When I mentioned to one of the developers that I would have the best part of a day to do some sightseeing in Sofia, a look of concern passed across his face before he replied: "One day? It is too much..."
I did have one obvious target to aim for: the Cathedral of St. Alexander Nevski, whose gilded domes had glinted invitingly up at my from amongst the stacks of more monolithic buildings as I passed over Sofia in the Airbus. It features a Byzantine-style basilica layout complete with heavy duty chandeliers hanging down from all the main concavities. Interestingly, it also has a couple of high niches in the Ojo de Buey form typical of Iberian baroque.
Around the cathedral there are some pleasant grassy areas and a street market specialising in Soviet and National Socialist memorabilia. You can also get an old brass telescope if you want one, and some Bulgarian tipicos, some of which are reassuringly similar to native American designs. I purchased a couple of small squares of cloth to take with me to Guatemala and a rare, polished egg-shaped stone intended for adding to V's miscellaneous rock collection.
Behind the cathedral lies the National Gallery for Foreign Art, housed in a gleaming white neoclassical building which used to be the Royal Printing Office. More on that later..
There are a couple of other interesting religious spaces. There's the church of St Nikolai the Miracle Maker built contemporaneously with the cathedral on the orders of a senior Russian 'diplomat' who suspected that the local Bulgarian flavour of Orthodoxy was schismatic. On entering I had to carefully dodge men and women backing out whilst crossing themselves.
There's also the fourth century rotunda or church of St George the Martyr, a delicate round building that at some point in the last century became entirely surrounded by a rather unbecoming rectangular one.
Sofia has to be one of the most unashamedly tatty urban spaces I have ever visited. I guess it is a bit like Zona 1 in Guatemala City, lacking both the out and out manginess of Zone 16 ('the body dumping zone'), and the smart elegance - and even pavements - of Zones 9 and 10. I haven't seen this much rust and grime fronting onto busy streets anywhere else.
Here the most visible cadavers on the streets are the rickety skeletons of a defunct planned economy. Guatemala, it has to be said, never really had this kind of heavy industry lodged within its more populous cities.
Stefan tells me that in the fairly recent era when Sofia was a tenth of its current size, before it was "invaded by barbarians" from the sticks he adds, it was a city noted for its fine roads and all round spotlessness.
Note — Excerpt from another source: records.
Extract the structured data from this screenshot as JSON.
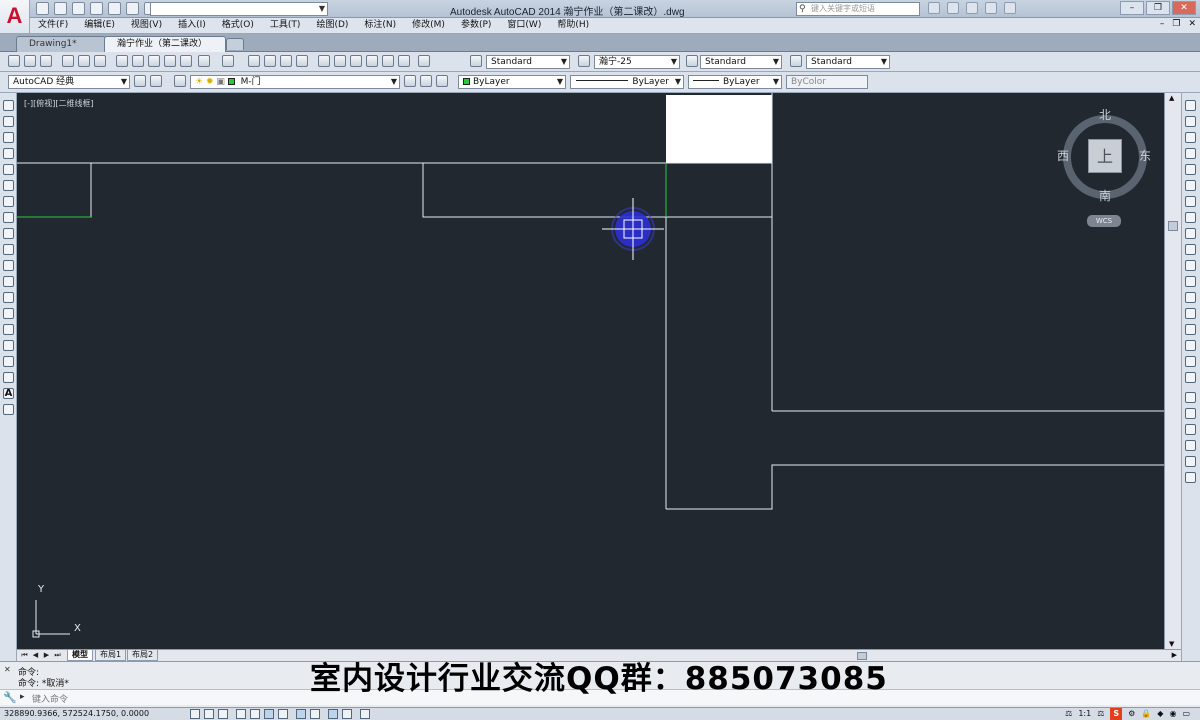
{
  "app": {
    "logo": "A",
    "title": "Autodesk AutoCAD 2014    瀚宁作业（第二课改）.dwg",
    "search_placeholder": "键入关键字或短语",
    "workspace_quick": ""
  },
  "menu": [
    "文件(F)",
    "编辑(E)",
    "视图(V)",
    "插入(I)",
    "格式(O)",
    "工具(T)",
    "绘图(D)",
    "标注(N)",
    "修改(M)",
    "参数(P)",
    "窗口(W)",
    "帮助(H)"
  ],
  "tabs": {
    "drawing1": "Drawing1*",
    "current": "瀚宁作业（第二课改）*"
  },
  "toolbar1": {
    "text_style": "Standard",
    "dim_style": "瀚宁-25",
    "table_style": "Standard",
    "mleader_style": "Standard"
  },
  "toolbar2": {
    "workspace": "AutoCAD 经典",
    "layer": "M-门",
    "color": "ByLayer",
    "linetype": "ByLayer",
    "lineweight": "ByLayer",
    "plotstyle": "ByColor"
  },
  "viewport": {
    "label": "[-][俯视][二维线框]"
  },
  "viewcube": {
    "north": "北",
    "south": "南",
    "east": "东",
    "west": "西",
    "top": "上",
    "wcs": "WCS"
  },
  "ucs": {
    "x": "X",
    "y": "Y"
  },
  "layout_tabs": [
    "模型",
    "布局1",
    "布局2"
  ],
  "command": {
    "line1": "命令:",
    "line2": "命令: *取消*",
    "input_placeholder": "键入命令"
  },
  "status": {
    "coords": "328890.9366, 572524.1750, 0.0000",
    "scale": "1:1",
    "app_s": "S"
  },
  "overlay": {
    "banner": "室内设计行业交流QQ群：885073085"
  },
  "colors": {
    "canvas": "#212830",
    "line_white": "#e8edf2",
    "line_green": "#27c93f",
    "cursor_blue": "#2c2fd6"
  }
}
Today some of the the least bedraggled parts of the centre are the numerous and almost unnecessarily chic Lavazza coffee joints. No Starbucks in evidence yet, but the Golden Arches flaunt themselves pervasively in the consumer heartland like a luxury brand.
Another unusual feature of the city are the almost pavement level kiosk windows that seem to have been designed for servicing nicotiene addicted hobbits.
At the end of our first evening we were washing down some fine dishes from the Krim with a beer at Pizza Palace on Vitosha Blvd. An Englishman with east-enderish inflections politely asked for an entry into our rambling conversation, introducing himself as a 'tradesman' with business interests in China and Thailand, but resident for some time in Bulgaria. Why Bulgaria? we asked. "You can't knock the girls," he replied, conveying quite the opposite meaning with a lascivious grin.
Pizzas in Sofia have wonderfully expressive names like The Grandfather's Glove (a calzone??) and The Capricious Boss.
On the Saturday night up in Bansko I went to a small local venue near the hotel where Kiril Marichkov was to appear. "The Bulgarian Paul McCartney," I was informed. The set that he and his group performed was truly exhilarating because all the young BGs around were responding to their anthemic rock tunes exactly as their Chapin counterparts would, by jumping up and down and by screaming out the chorus lines with joyous enthusiasm. (Group of Londoners in bars never seem to break through into such universalist pleasures.) Marichkov was followed by the resident band whose performance of Hotel California (including phonetically sung lyrics) I'd give anything right now to re-live.
I picked up on one other pleasing similarity with Guatemala: the fugacious presence of humble-looking street dogs, eléctricos and semi-eléctricos, the friendliest of all patrolling outside the doomed Elektronika building. We wondered what would happen to him when the demolition men move in later this year.